chrisjchrisj — 2013-10-21T09:54:35-04:00 — #1
I'd like to send an unsolicited email to a couple of businessses in my community asking them if they'd like to contribute something about their business for a community blog. Is there any legal/legitmate way to do this? If I add the unsubscribe verbage at the end of the email, does that make this one-time email legal?
Being that it's a one-time email, it seems strange to ask them if they'd like to unsubscribe, since they aren't being subscribed. I look forward to being enlightened, thanks.
mikl — 2013-10-21T10:06:37-04:00 — #2
If you really only intended to send a couple of these, I can't see it being a big problem. It's not as if you will be doing a bulk mailing to thousands of names picked at random.
But, to be on the safe side, I suggest you observe the following points:
Keep the whole message short.
Personalise it - not just by manually adding a salutation, but by making it clear in some way that the message is intended specifically for the person or firm to whom it is addressed.
Most important: Include the following text, or something similar:
<font color='#0000cd'>If this offer is of no interest to you, please ignore this message. I will not trouble you again.</font>
I think the above form of words is much more useful than an unsubscribe message (which, in any case, would be inappropriate, because it would suggest that the recipient is "subscribed" to something, which is the opposite of what you are trying to convey).
Now, having said all that, keep in mind that practices and customs vary from country to country and from place to place.

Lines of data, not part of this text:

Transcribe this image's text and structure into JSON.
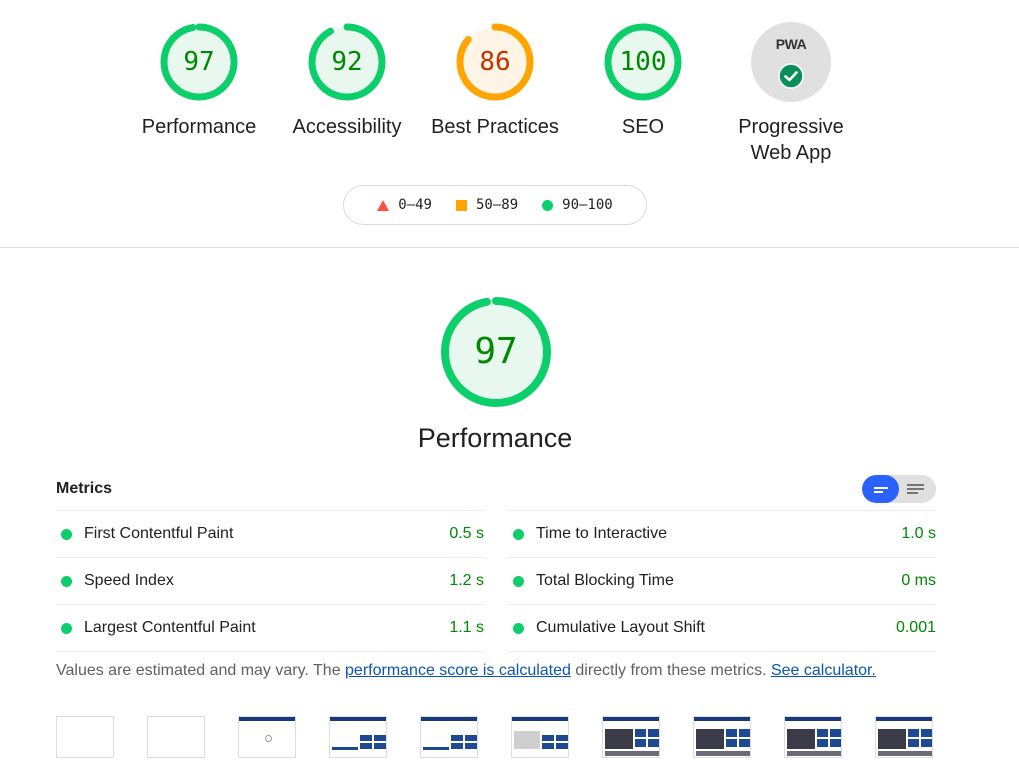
{
  "categories": [
    {
      "score": "97",
      "label": "Performance",
      "color": "#0cce6b",
      "fill": "#e8f8ef",
      "text_color": "#008800",
      "fraction": 0.97
    },
    {
      "score": "92",
      "label": "Accessibility",
      "color": "#0cce6b",
      "fill": "#e8f8ef",
      "text_color": "#008800",
      "fraction": 0.92
    },
    {
      "score": "86",
      "label": "Best Practices",
      "color": "#ffa400",
      "fill": "#fff5e6",
      "text_color": "#c33300",
      "fraction": 0.86
    },
    {
      "score": "100",
      "label": "SEO",
      "color": "#0cce6b",
      "fill": "#e8f8ef",
      "text_color": "#008800",
      "fraction": 1.0
    }
  ],
  "pwa": {
    "badge": "PWA",
    "label_line1": "Progressive",
    "label_line2": "Web App"
  },
  "legend": [
    {
      "shape": "triangle",
      "range": "0–49",
      "color": "#ff4e42"
    },
    {
      "shape": "square",
      "range": "50–89",
      "color": "#ffa400"
    },
    {
      "shape": "circle",
      "range": "90–100",
      "color": "#0cce6b"
    }
  ],
  "performance": {
    "score": "97",
    "label": "Performance",
    "fraction": 0.97
  },
  "metrics": {
    "title": "Metrics",
    "left": [
      {
        "name": "First Contentful Paint",
        "value": "0.5 s"
      },
      {
        "name": "Speed Index",
        "value": "1.2 s"
      },
      {
        "name": "Largest Contentful Paint",
        "value": "1.1 s"
      }
    ],
    "right": [
      {
        "name": "Time to Interactive",
        "value": "1.0 s"
      },
      {
        "name": "Total Blocking Time",
        "value": "0 ms"
      },
      {
        "name": "Cumulative Layout Shift",
        "value": "0.001"
      }
    ]
  },
  "note": {
    "prefix": "Values are estimated and may vary. The ",
    "link1": "performance score is calculated",
    "middle": " directly from these metrics. ",
    "link2": "See calculator."
  },
  "colors": {
    "pass": "#0cce6b",
    "average": "#ffa400",
    "fail": "#ff4e42",
    "link": "#0b57b0",
    "toggle_active": "#2962ff"
  }
}
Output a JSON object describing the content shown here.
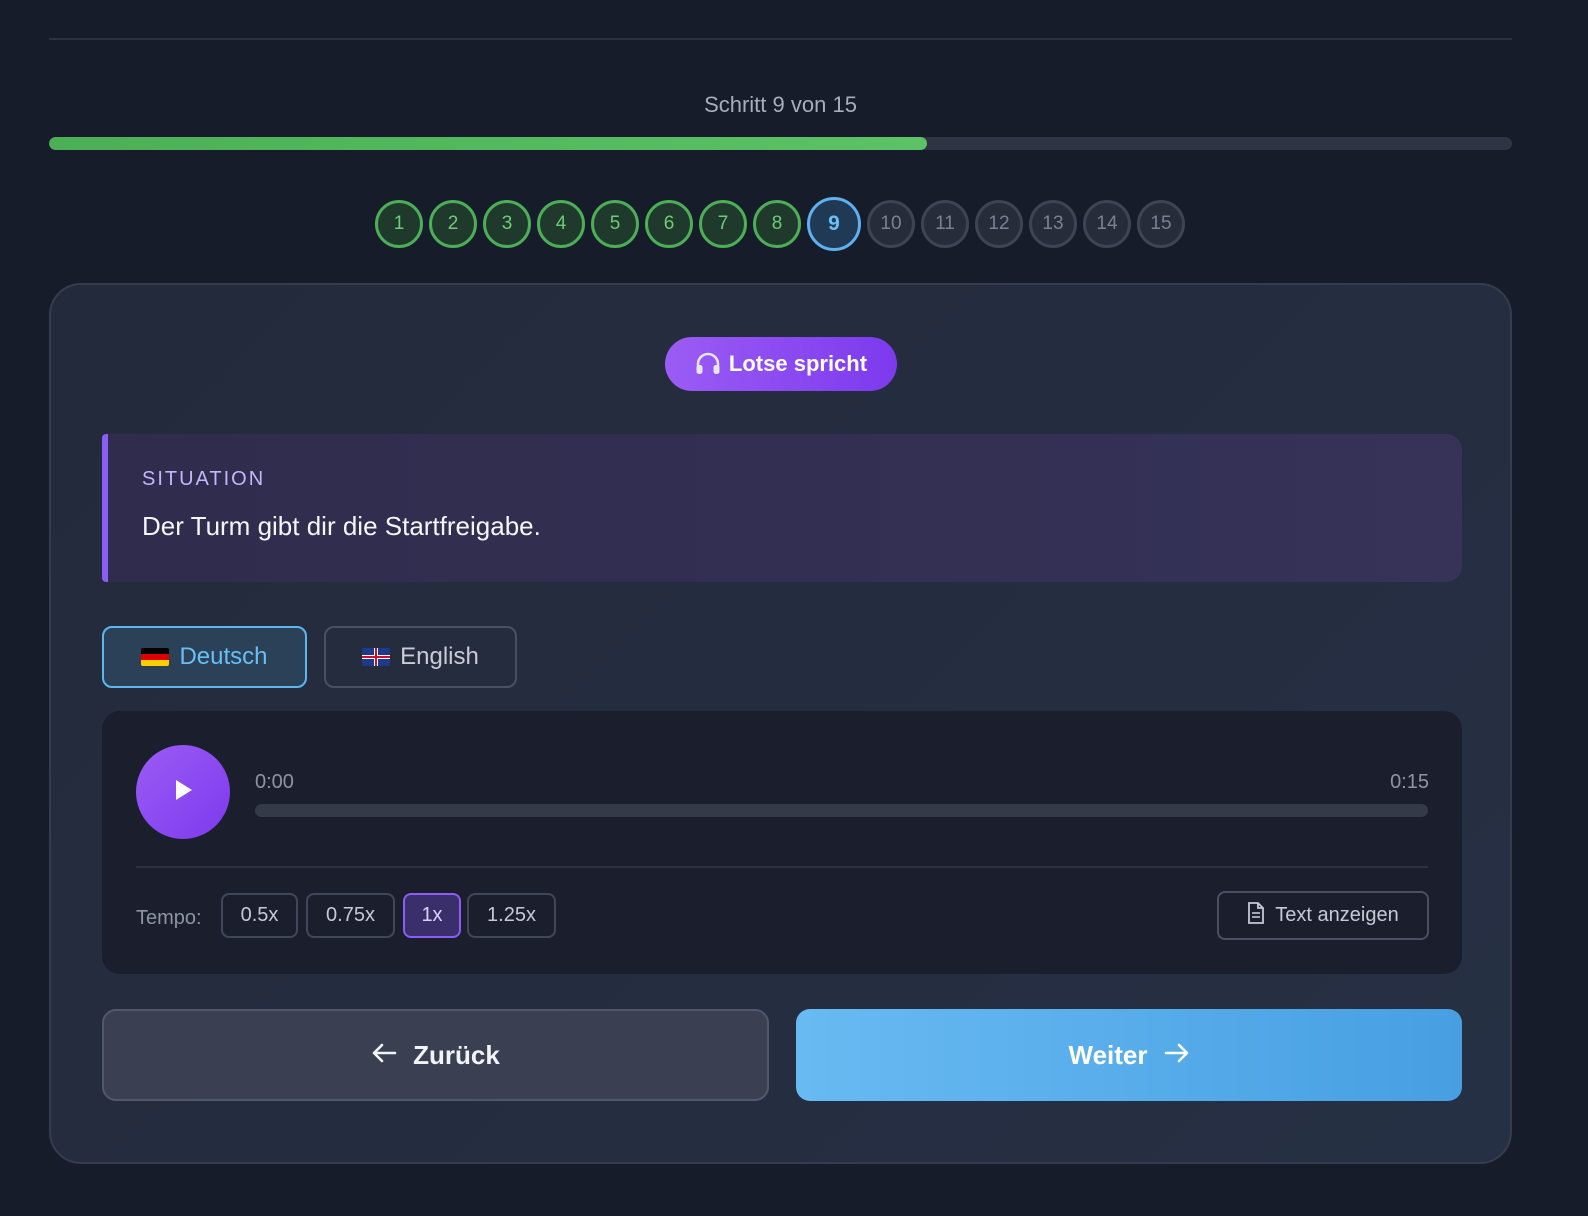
{
  "progress": {
    "step_text": "Schritt 9 von 15",
    "fraction": 0.6,
    "accent": "#4caf55"
  },
  "steps": {
    "current": 9,
    "items": [
      "1",
      "2",
      "3",
      "4",
      "5",
      "6",
      "7",
      "8",
      "9",
      "10",
      "11",
      "12",
      "13",
      "14",
      "15"
    ]
  },
  "badge": {
    "icon": "headphones-icon",
    "label": "Lotse spricht"
  },
  "situation": {
    "label": "SITUATION",
    "text": "Der Turm gibt dir die Startfreigabe."
  },
  "languages": {
    "selected": "de",
    "de_label": "Deutsch",
    "en_label": "English"
  },
  "player": {
    "time_current": "0:00",
    "time_total": "0:15",
    "tempo_label": "Tempo:",
    "speeds": [
      "0.5x",
      "0.75x",
      "1x",
      "1.25x"
    ],
    "active_speed": "1x",
    "text_button": "Text anzeigen"
  },
  "nav": {
    "back_label": "Zurück",
    "next_label": "Weiter"
  }
}
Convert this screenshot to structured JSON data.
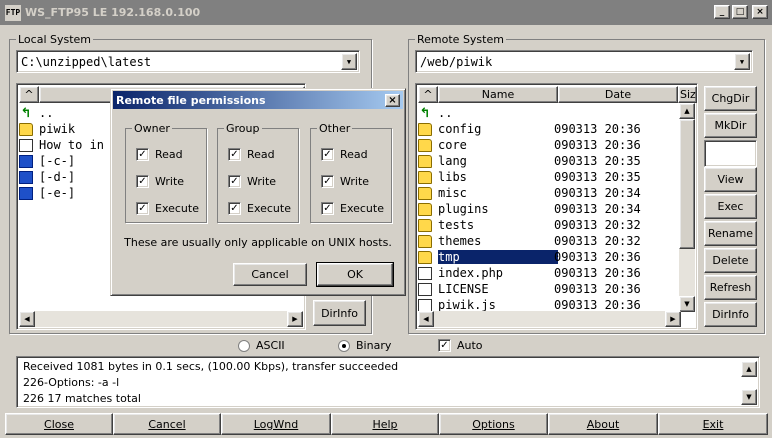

But, in most cases, if you follow the above points, it's unlikely you'll have any problems.
chrisjchrisj — 2013-10-21T17:04:24-04:00 — #3
Thanks for your reply.
No, I'm not planning on "doing a bulk mailing to thousands of names picked at random", however, it may take 200 emails (maybe send a fraction of that each day) to find five people to contribute (in the usa). The message is short, the message is personalized, I'm not trying to sell them anything, but actually ask them to do something for me, essentally. Would using a mail delivery service be a good idea? I'm not sure how those work.
mikl — 2013-10-22T03:29:10-04:00 — #4
Well, sending 200 emails is a lot different from sending emails "to a couple of businessses", as per your original question. You see, all it's all a matter of scale. Clearly, two emails are OK; 2,000 are definitely not. 200 is border-line. Personally, I would be cautious about doing that, but maybe I'm being over-careful.
The fact that you are not directly selling anything doesn't make a difference.
Using a mail delivery service is not a good idea, in my opinion. It makes the whole thing less personal, and you give up a certain amount of control. In particular, the service wil probably require you to link to their automated unsubscribe system. As I explained earlier, that's bad because you don't want to give the impression that the recipient is subscribed to anything.